SUPPLIED RECORDS START
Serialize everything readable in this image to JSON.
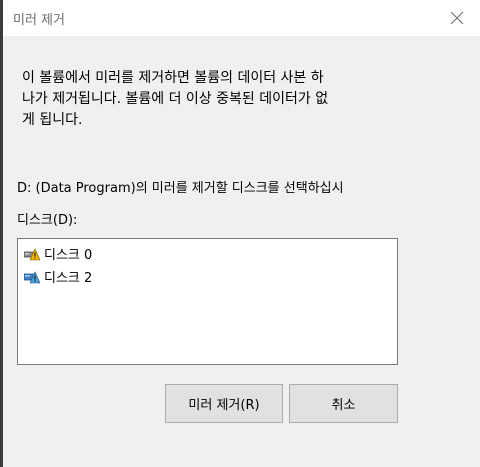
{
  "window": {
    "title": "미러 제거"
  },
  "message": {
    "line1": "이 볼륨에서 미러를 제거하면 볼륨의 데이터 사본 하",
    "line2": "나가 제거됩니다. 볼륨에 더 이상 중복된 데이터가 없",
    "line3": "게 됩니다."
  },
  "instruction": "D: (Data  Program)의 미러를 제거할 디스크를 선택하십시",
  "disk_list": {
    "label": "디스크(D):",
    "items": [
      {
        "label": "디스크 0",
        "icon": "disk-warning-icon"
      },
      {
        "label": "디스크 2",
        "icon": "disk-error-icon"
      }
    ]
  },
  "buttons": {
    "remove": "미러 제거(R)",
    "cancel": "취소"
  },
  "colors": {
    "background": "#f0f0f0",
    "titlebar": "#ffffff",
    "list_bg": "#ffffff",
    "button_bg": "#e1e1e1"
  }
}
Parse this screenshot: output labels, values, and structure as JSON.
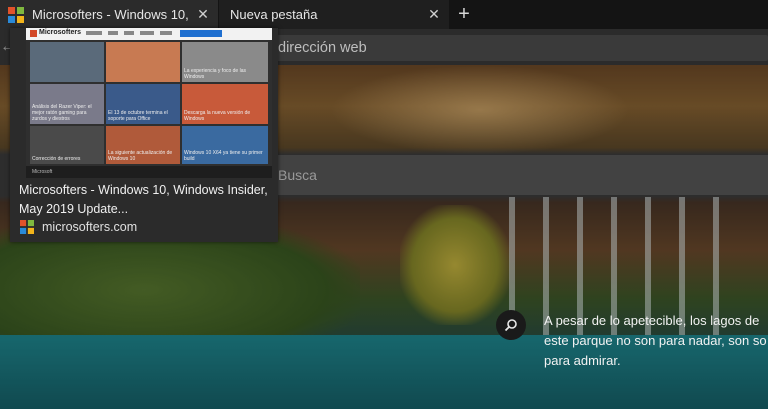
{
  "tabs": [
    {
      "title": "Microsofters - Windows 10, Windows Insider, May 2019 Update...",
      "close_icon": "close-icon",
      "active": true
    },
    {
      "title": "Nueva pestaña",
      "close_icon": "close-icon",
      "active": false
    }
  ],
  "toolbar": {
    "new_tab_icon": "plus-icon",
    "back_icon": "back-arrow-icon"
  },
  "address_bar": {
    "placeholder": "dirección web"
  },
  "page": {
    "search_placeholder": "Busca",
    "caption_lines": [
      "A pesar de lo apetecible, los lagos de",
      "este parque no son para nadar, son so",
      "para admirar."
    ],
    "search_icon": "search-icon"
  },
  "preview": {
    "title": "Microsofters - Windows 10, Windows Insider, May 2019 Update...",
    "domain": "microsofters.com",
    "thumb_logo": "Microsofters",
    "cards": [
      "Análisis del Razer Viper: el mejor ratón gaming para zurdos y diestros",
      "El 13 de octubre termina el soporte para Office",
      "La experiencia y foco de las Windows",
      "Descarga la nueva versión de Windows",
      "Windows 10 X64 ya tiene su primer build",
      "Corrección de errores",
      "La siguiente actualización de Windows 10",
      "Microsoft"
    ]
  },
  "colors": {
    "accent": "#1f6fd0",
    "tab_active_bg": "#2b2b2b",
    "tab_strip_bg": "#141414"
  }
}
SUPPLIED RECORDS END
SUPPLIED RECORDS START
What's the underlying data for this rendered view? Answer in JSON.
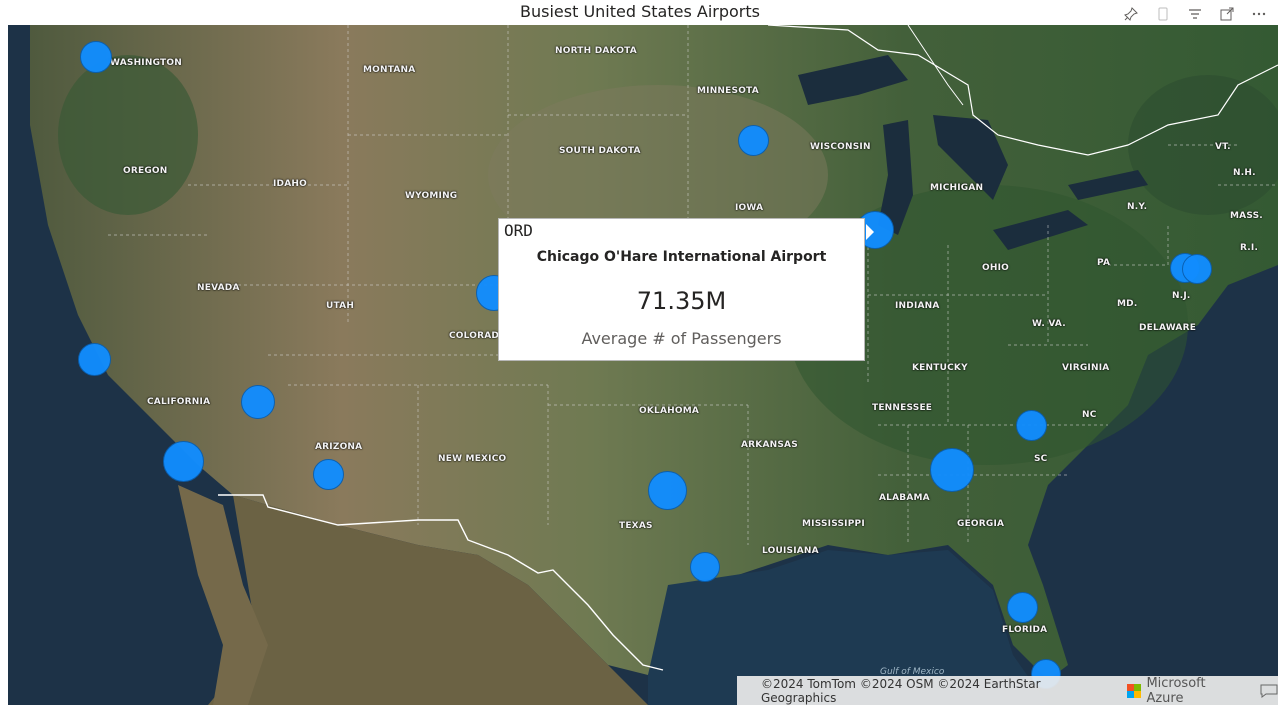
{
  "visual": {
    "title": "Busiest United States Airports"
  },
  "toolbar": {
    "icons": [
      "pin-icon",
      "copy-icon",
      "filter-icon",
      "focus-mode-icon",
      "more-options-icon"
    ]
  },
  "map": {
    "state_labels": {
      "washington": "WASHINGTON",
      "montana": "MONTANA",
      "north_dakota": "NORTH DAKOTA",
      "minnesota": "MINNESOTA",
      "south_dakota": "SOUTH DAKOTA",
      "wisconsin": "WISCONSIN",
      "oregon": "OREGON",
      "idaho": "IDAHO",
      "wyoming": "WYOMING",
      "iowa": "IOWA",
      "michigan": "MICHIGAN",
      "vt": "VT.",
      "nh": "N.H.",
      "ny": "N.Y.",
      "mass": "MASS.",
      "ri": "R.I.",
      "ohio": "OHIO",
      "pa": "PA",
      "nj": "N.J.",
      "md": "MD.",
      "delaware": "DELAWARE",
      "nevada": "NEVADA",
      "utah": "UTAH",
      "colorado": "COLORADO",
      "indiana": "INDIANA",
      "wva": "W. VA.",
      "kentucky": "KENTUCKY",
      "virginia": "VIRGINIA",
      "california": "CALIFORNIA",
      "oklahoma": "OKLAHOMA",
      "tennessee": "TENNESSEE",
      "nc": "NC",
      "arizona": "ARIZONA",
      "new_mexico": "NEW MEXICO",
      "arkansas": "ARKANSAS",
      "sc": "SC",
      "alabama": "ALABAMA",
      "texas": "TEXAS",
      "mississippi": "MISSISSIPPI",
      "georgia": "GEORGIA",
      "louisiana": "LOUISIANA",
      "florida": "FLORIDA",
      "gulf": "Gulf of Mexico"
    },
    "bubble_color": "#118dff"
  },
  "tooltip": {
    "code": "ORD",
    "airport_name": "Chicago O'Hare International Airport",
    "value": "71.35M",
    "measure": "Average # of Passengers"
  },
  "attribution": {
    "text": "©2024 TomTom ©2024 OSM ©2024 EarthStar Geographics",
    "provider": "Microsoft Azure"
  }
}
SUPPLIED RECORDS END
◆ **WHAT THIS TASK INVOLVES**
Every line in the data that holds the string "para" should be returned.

◆ **EXERCISE ANSWER**
      "este parque no son para nadar, son so",
      "para admirar."
      "Análisis del Razer Viper: el mejor ratón gaming para zurdos y diestros",
      "El 13 de octubre termina el soporte para Office",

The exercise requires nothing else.